Leukemia Research Foundation Launches Charity Initiative
Agency could lose $25,000 grant if new money isn't raised.
When organizers with the Leukemia Research Foundation (LRF) successfully completed a monthslong grant-seeking process in August, they had only done about half of its fundraising work.
The Wilmette-based public charity received a challenge grant of $25,000 in general support of its efforts to fight leukemia, lymphoma, and myelodysplastic syndromes. The LRF has until the end of July 2011 to raise another $25,000, or it will lose the grant.
"The deal is, we have to raise $25,000 in new money," said Carl Alston, LRF's director of communications. "And for every dollar in new money that we raise, the [funder] will match that contribution. So the total benefit to the Leukemia Research Foundation will be $50,000."
Alston could not reveal the name of the funding organization because it has requested to stay anonymous.
To meet the challenge, the LRF will team with its 23 chapters to organize charity events, send out direct mail and phone campaigns, and ask its members and friends to specifically support the grant.
"Not only do we have to raise $25,000 in new money – new meaning people who haven't donated to us before – but we also need to raise the money among our current supporters," Alston said. "And new money among current supporters means that we have to get them to give us more money than they gave us the previous year."
The LRF would use the money to boost its global research program, aid its patient financial assistance program for Illinois residents and help its regional educational and emotional support initiatives.
Although the grant can be used for general purposes, the foundation traditionally uses the bulk of its money to fund scientific research.
The LRF is among a growing number of U.S. charities that fund new investigators, or scientists within five to seven years of completing their postgraduate training.
Unlike senior and independently funded investigators who tend to receive multimillion dollar, multiyear grants from federal agencies such as the National Institutes of Health (NIH), junior investigators rely on organizations like the LRF to get their foot into the door.
Where does the money go?
Justin Kline, assistant professor of medicine at the University of Chicago Medical Center and hematologist/oncologist specializing in leukemia and lymphoma, is one of eight junior investigators who were awarded a research grant from the LRF during the 2010-2011 funding cycle.
The award, under LRF's Hollis Brownstein Research Grants Program, gives $100,000 to each researcher for a period of one year.
Kline is studying the mechanisms through which cancer cells suppress the host's immune system. He develops models in mice to improve the immune-mediated rejection of cancer that can then be translated into clinical trials for patients with advanced malignancies. The LRF grant allowed him to hire a postdoctoral fellow to do research for him full-time.
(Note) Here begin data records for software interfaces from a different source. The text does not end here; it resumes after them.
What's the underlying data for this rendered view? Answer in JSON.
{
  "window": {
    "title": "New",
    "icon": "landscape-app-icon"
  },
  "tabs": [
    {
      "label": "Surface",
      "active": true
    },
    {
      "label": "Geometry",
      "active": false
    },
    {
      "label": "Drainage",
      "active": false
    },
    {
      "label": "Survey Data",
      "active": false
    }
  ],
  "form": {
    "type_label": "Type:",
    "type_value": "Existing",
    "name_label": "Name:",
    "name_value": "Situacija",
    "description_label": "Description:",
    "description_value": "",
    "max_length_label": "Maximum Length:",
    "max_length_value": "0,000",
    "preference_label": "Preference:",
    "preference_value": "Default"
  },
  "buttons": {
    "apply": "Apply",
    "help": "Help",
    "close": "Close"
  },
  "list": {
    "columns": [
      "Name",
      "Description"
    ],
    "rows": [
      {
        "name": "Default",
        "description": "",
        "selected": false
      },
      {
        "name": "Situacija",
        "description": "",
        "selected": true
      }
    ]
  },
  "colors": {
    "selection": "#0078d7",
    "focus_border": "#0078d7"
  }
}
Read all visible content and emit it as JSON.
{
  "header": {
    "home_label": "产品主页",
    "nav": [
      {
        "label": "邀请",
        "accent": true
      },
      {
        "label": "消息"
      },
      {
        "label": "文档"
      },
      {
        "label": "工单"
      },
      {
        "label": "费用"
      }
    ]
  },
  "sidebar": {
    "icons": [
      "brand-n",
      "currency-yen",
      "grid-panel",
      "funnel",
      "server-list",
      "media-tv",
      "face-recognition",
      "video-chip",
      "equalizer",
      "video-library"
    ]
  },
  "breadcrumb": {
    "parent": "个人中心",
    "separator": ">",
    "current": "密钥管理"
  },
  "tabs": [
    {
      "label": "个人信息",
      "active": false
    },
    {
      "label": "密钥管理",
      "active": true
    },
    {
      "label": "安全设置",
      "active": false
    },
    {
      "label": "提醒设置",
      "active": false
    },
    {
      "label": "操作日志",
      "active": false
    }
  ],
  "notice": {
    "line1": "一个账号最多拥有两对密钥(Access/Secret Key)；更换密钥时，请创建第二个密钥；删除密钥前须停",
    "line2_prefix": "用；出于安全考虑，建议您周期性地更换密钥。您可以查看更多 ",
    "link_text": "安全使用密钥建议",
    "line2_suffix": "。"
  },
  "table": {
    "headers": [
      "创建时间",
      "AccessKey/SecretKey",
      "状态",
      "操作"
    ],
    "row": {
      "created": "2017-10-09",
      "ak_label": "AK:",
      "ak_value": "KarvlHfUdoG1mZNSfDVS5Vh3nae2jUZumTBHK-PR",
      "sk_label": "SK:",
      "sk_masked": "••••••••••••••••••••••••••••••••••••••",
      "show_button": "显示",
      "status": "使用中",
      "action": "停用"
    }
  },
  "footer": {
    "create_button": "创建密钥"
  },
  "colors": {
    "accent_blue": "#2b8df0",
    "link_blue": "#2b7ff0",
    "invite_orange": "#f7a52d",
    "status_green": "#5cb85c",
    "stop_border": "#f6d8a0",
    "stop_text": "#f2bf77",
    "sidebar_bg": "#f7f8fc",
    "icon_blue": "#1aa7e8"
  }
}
"These types of grants are really vital to help junior investigators start up laboratories, buy equipment and hire staff," Kline said. "It's very difficult these days for junior investigators, in particular, to get what we call independent funding through NIH grants, especially now because of the economy."
Five years ago, the LRF's Medical Advisory Board decided to suspend the foundations support of postdoctoral fellowships and instead fund only new investigators like Kline.
This year LRF funded eight projects, in comparison with 10 last year and nine the year before The number of grantees depends on available funds.
"We made this decision because new investigators is a category of research scientists that's sort of stuck in the middle – between postdoctoral fellows, who have schools to support them and tenured scientists who have their own labs – a niche that nobody has filled in," Alston said. "But they have groundbreaking ideas, and we fund them so that they can get the opportunity to get to the endpoint of their projects."
Meanwhile, in 2009, the NIH announced a new policy to encourage early-stage investigators who apply for NIH grants. According to the policy, applications from junior investigators will be given special consideration during peer review and at the time of funding. Reviewers will focus more on the proposed approach than on the track record will expect less preliminary data than would be provided by an established investigator.
"A lot of foundations are now, or at least it seems to me, sort of favoring funding junior people," Kline said. ''Because if they don't fund young people, then 10 years from now those people will never have gotten a chance, and scientific research would not have moved forward because young people don't mature into independent scientists."